++++ Material supplied ++++

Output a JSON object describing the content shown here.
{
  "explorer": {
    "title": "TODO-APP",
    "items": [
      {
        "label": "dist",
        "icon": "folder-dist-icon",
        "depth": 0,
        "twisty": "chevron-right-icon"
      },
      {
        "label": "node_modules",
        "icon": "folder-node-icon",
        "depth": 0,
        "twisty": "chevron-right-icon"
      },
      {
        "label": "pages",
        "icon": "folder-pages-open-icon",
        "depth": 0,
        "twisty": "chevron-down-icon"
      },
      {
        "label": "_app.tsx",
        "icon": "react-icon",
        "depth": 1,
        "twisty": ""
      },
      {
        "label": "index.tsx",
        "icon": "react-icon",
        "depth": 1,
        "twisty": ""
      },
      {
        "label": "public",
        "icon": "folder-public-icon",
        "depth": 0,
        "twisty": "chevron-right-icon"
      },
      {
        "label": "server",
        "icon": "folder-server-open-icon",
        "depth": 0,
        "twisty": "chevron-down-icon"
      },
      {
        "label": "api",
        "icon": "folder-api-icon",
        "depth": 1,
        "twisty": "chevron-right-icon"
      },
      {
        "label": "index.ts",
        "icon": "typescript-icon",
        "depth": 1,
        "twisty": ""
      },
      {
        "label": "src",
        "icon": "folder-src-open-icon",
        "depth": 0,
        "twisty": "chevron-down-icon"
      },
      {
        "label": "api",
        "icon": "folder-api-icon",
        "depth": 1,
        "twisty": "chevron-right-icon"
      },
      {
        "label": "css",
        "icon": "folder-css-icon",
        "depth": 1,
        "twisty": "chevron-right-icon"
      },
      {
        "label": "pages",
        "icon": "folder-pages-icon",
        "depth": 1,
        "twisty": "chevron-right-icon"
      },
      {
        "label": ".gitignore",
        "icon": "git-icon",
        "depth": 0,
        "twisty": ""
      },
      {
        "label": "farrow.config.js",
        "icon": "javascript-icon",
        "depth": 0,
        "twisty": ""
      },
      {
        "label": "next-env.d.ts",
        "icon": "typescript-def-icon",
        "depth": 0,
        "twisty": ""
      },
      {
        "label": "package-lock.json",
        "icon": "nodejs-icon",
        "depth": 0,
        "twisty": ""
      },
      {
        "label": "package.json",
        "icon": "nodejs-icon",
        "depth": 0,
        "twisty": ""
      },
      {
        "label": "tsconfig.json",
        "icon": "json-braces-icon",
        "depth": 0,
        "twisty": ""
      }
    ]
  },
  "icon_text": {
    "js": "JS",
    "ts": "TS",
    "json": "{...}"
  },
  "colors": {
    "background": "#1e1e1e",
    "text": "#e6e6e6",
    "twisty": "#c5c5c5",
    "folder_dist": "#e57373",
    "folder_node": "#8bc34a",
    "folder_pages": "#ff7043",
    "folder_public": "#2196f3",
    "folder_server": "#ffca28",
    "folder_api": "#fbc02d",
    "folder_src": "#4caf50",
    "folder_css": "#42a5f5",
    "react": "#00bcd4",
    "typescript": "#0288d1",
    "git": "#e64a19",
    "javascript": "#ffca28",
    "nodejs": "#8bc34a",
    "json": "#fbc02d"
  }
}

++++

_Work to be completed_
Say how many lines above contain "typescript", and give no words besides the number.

_Solution below_
3